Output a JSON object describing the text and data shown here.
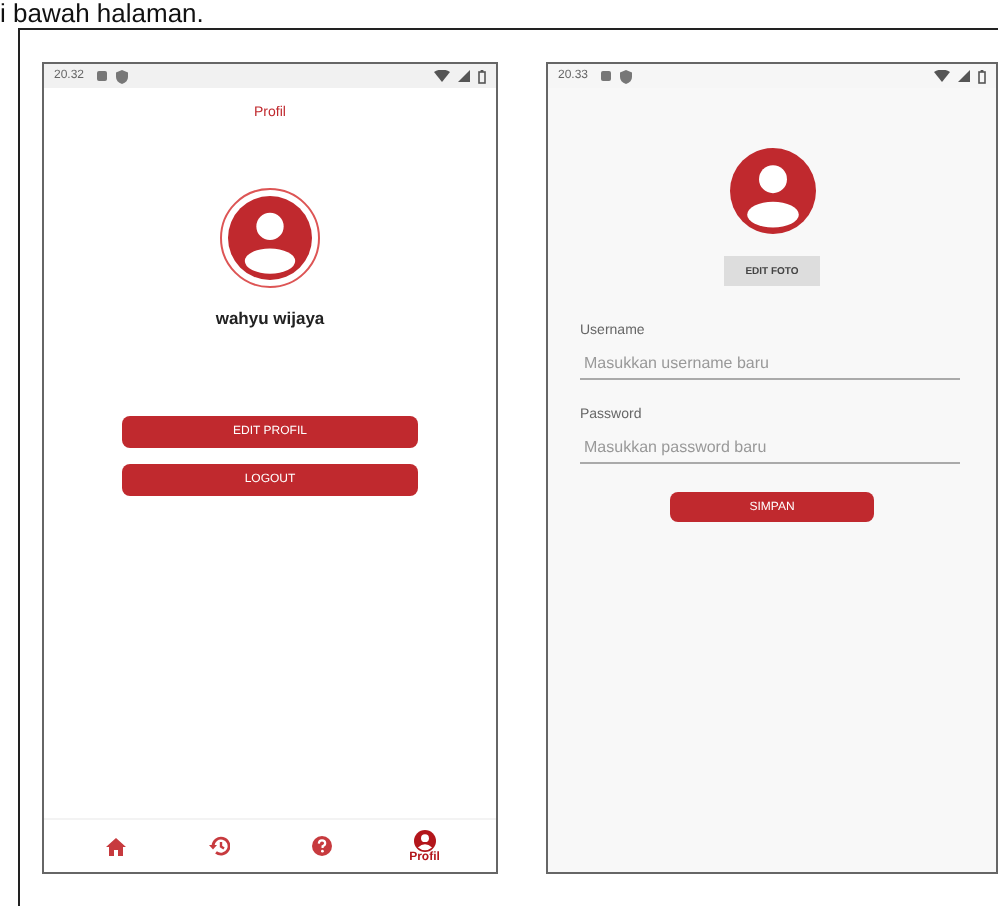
{
  "doc_text": "i bawah halaman.",
  "screens": [
    {
      "kind": "profile",
      "status_time": "20.32",
      "title": "Profil",
      "user_name": "wahyu wijaya",
      "buttons": [
        "EDIT PROFIL",
        "LOGOUT"
      ],
      "nav": [
        {
          "kind": "home",
          "selected": false
        },
        {
          "kind": "history",
          "selected": false
        },
        {
          "kind": "help",
          "selected": false
        },
        {
          "kind": "profile",
          "label": "Profil",
          "selected": true
        }
      ]
    },
    {
      "kind": "edit",
      "status_time": "20.33",
      "photo_button": "EDIT FOTO",
      "fields": [
        {
          "label": "Username",
          "placeholder": "Masukkan username baru"
        },
        {
          "label": "Password",
          "placeholder": "Masukkan password baru"
        }
      ],
      "save_button": "SIMPAN"
    }
  ]
}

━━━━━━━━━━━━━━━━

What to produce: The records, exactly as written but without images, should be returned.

Answer to this problem:
Output a JSON object describing the text and data shown here.
{
  "doc_text": "i bawah halaman.",
  "screens": [
    {
      "kind": "profile",
      "status_time": "20.32",
      "title": "Profil",
      "user_name": "wahyu wijaya",
      "buttons": [
        "EDIT PROFIL",
        "LOGOUT"
      ],
      "nav": [
        {
          "kind": "home",
          "selected": false
        },
        {
          "kind": "history",
          "selected": false
        },
        {
          "kind": "help",
          "selected": false
        },
        {
          "kind": "profile",
          "label": "Profil",
          "selected": true
        }
      ]
    },
    {
      "kind": "edit",
      "status_time": "20.33",
      "photo_button": "EDIT FOTO",
      "fields": [
        {
          "label": "Username",
          "placeholder": "Masukkan username baru"
        },
        {
          "label": "Password",
          "placeholder": "Masukkan password baru"
        }
      ],
      "save_button": "SIMPAN"
    }
  ]
}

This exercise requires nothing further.